EXERCISE DIRECTIONS: Identify each line below that contains the word "purchase", and copy it out.

[Records from a data source]
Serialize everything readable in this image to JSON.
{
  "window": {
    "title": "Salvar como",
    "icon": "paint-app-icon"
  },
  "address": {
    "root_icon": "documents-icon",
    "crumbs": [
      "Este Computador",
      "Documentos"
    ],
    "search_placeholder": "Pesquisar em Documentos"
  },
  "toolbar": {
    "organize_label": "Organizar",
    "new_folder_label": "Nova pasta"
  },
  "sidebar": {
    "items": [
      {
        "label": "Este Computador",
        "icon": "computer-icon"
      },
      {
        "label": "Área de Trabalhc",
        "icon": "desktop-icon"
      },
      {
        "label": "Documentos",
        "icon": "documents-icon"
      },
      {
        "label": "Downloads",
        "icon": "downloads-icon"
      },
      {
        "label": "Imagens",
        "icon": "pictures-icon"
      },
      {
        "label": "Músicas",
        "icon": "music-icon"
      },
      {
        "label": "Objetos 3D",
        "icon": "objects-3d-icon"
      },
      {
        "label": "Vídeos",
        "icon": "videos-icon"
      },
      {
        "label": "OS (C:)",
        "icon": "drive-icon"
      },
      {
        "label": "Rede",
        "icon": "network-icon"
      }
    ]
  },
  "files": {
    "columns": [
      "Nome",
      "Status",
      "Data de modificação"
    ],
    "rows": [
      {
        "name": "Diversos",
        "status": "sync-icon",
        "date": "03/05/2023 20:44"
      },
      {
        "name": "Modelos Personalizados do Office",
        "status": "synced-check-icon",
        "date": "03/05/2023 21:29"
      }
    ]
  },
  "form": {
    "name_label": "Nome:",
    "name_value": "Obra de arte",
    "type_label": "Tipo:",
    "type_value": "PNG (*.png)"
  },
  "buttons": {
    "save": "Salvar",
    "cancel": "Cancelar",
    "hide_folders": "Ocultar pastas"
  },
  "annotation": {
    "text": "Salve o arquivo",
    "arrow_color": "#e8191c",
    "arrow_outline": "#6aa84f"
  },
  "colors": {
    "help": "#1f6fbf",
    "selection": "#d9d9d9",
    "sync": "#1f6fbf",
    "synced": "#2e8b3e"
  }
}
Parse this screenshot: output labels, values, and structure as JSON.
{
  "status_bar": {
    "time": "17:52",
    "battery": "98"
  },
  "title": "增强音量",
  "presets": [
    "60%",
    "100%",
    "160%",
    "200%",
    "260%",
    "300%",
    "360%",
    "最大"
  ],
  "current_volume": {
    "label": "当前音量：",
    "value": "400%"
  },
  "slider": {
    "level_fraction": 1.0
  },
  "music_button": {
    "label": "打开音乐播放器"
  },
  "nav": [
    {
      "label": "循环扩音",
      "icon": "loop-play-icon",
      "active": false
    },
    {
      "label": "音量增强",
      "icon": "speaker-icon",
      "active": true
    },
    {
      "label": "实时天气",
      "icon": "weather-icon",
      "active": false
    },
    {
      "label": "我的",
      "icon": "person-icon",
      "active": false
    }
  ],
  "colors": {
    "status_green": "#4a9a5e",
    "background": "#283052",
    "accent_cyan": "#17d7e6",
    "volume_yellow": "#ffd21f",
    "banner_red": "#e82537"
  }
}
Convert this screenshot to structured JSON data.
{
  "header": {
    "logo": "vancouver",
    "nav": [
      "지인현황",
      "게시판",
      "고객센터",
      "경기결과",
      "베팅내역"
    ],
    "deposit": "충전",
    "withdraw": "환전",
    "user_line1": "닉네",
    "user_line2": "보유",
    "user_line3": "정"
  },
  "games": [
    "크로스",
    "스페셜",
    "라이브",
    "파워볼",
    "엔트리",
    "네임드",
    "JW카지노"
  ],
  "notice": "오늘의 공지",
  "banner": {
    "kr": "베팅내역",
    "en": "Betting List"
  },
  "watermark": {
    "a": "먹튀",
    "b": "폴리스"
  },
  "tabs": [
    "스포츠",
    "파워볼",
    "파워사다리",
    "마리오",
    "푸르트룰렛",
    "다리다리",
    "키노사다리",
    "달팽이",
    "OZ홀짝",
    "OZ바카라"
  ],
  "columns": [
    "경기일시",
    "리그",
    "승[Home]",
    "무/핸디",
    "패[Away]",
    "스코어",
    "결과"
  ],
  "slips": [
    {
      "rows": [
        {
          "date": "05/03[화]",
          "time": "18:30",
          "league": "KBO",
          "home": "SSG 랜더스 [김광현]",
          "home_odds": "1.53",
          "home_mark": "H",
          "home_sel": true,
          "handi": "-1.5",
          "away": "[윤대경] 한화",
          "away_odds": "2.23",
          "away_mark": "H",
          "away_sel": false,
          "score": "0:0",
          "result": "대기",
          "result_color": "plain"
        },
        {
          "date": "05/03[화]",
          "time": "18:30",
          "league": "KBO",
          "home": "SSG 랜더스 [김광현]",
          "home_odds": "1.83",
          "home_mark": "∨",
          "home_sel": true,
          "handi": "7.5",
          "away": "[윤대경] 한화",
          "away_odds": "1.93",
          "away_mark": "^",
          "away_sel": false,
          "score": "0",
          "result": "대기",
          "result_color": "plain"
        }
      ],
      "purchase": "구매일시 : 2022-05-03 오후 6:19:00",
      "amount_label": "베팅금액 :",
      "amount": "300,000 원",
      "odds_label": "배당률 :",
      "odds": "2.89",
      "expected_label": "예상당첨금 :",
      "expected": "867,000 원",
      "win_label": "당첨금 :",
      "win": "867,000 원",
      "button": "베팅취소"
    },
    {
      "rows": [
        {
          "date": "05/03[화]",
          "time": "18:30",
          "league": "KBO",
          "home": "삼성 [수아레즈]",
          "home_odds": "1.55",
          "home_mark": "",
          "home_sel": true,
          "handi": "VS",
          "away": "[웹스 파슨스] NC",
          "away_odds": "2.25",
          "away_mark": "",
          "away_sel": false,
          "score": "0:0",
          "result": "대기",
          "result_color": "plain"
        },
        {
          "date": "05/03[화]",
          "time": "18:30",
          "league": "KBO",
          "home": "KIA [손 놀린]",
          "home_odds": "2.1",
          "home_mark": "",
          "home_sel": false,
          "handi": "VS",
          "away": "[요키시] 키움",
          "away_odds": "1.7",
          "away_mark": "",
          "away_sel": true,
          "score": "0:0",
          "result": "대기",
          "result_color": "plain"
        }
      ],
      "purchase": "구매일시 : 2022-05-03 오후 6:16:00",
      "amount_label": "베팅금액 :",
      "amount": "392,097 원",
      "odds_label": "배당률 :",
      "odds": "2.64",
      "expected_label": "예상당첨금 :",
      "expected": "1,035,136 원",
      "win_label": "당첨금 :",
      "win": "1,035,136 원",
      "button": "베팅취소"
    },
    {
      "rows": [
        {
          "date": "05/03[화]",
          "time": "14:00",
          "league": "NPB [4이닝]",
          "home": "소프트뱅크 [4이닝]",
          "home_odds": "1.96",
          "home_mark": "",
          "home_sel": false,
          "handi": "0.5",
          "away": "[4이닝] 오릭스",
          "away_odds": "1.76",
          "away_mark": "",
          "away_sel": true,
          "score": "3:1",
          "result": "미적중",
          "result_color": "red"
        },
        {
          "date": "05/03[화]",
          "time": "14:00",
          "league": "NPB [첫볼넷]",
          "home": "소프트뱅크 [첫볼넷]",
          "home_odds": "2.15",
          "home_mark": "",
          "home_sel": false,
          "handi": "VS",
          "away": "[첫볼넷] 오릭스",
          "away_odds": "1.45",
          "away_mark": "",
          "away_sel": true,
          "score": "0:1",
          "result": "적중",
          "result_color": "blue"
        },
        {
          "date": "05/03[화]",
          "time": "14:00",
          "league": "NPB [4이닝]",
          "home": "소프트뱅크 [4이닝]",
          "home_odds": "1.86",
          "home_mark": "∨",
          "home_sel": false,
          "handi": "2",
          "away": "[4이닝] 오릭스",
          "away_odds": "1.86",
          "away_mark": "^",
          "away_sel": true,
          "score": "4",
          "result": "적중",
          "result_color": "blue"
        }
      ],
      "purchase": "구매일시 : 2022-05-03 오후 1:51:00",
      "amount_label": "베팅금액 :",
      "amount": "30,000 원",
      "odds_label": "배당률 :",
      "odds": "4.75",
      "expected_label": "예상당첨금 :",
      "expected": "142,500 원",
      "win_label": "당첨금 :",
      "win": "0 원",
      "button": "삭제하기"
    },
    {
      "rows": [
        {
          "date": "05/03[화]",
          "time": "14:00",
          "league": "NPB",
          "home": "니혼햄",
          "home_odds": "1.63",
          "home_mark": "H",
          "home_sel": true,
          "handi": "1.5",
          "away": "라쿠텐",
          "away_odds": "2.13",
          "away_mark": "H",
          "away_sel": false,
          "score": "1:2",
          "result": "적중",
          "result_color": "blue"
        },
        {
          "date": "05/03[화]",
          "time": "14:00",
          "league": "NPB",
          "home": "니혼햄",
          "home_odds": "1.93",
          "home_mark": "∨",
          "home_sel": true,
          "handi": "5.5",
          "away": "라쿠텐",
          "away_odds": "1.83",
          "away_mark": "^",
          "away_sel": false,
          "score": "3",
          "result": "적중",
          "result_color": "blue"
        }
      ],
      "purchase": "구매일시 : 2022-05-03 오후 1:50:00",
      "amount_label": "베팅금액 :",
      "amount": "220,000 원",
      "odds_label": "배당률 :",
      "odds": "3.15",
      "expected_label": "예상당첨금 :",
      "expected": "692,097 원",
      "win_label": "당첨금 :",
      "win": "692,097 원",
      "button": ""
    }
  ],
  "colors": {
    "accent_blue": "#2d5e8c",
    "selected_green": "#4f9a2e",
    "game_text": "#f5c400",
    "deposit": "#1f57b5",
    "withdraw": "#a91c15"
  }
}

EXERCISE ANSWER:
      "purchase": "구매일시 : 2022-05-03 오후 6:19:00",
      "purchase": "구매일시 : 2022-05-03 오후 6:16:00",
      "purchase": "구매일시 : 2022-05-03 오후 1:51:00",
      "purchase": "구매일시 : 2022-05-03 오후 1:50:00",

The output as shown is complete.